▶ EXERCISE DIRECTIONS
Produce a word-for-word copy of the listing below without its pictures.

====== SUPPLIED INFORMATION

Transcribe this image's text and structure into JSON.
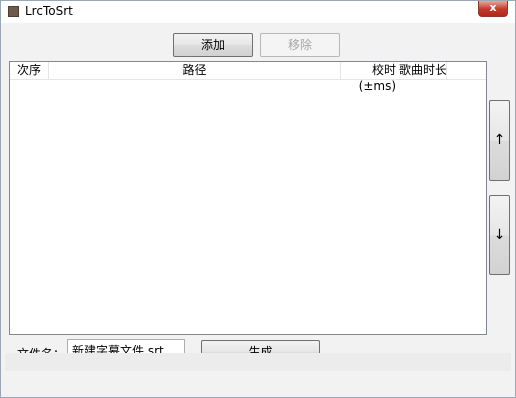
{
  "window": {
    "title": "LrcToSrt",
    "close_glyph": "x"
  },
  "toolbar": {
    "add_label": "添加",
    "remove_label": "移除"
  },
  "list": {
    "columns": [
      "次序",
      "路径",
      "校时(±ms)",
      "歌曲时长"
    ]
  },
  "side_buttons": {
    "up_label": "↑",
    "down_label": "↓"
  },
  "footer": {
    "filename_label": "文件名：",
    "filename_value": "新建字幕文件.srt",
    "generate_label": "生成"
  }
}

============

▶ ANSWER SECTION
Transcribe this image's text and structure into JSON.
{
  "window": {
    "title": "LrcToSrt",
    "close_glyph": "x"
  },
  "toolbar": {
    "add_label": "添加",
    "remove_label": "移除"
  },
  "list": {
    "columns": [
      "次序",
      "路径",
      "校时(±ms)",
      "歌曲时长"
    ]
  },
  "side_buttons": {
    "up_label": "↑",
    "down_label": "↓"
  },
  "footer": {
    "filename_label": "文件名：",
    "filename_value": "新建字幕文件.srt",
    "generate_label": "生成"
  }
}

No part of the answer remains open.